■ WHAT THE TASK ASKS:
In the entries that follow, find the word "target" and report each line it is on.

Excerpts from an interface dataset

↓

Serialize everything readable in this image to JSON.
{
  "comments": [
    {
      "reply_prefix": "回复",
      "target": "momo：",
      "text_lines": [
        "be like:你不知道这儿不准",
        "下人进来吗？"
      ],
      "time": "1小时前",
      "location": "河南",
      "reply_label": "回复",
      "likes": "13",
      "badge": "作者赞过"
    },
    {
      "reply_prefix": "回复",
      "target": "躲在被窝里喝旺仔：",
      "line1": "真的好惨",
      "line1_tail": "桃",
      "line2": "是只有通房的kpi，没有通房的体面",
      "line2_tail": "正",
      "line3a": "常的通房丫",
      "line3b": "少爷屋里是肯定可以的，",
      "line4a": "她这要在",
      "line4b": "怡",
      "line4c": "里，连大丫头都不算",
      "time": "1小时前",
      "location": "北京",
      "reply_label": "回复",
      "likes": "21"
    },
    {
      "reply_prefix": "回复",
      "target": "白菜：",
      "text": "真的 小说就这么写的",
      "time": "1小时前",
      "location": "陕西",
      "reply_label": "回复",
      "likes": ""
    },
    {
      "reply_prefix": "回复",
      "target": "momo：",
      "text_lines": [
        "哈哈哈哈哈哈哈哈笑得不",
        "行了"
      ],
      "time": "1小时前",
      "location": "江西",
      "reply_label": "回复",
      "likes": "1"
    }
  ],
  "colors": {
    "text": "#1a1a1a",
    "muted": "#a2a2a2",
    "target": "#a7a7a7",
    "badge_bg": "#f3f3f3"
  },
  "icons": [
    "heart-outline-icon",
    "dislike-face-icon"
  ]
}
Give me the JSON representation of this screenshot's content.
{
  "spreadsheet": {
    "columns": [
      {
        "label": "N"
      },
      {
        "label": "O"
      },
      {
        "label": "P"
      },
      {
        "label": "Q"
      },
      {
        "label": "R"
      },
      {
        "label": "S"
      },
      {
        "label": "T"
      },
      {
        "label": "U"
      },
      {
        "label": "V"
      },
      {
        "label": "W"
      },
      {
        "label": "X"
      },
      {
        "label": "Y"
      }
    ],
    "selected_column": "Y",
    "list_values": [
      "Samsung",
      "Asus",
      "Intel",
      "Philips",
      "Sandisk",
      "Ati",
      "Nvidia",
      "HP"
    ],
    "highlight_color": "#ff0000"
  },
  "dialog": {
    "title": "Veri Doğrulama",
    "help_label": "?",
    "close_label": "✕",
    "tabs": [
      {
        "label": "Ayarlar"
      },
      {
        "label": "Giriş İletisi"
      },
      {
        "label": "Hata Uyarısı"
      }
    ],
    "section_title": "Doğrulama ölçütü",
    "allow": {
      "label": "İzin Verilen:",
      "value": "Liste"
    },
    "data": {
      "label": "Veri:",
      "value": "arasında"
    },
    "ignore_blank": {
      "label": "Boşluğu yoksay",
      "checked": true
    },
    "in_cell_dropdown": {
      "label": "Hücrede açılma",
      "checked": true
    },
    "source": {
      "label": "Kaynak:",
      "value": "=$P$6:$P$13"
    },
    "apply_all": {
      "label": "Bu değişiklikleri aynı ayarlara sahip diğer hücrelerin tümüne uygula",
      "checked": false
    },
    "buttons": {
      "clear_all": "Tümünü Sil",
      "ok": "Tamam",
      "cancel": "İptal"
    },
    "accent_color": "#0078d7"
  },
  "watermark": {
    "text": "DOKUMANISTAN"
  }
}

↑

■ RESPONSE AREA:
      "target": "momo：",
      "target": "躲在被窝里喝旺仔：",
      "target": "白菜：",
      "target": "momo：",
    "target": "#a7a7a7",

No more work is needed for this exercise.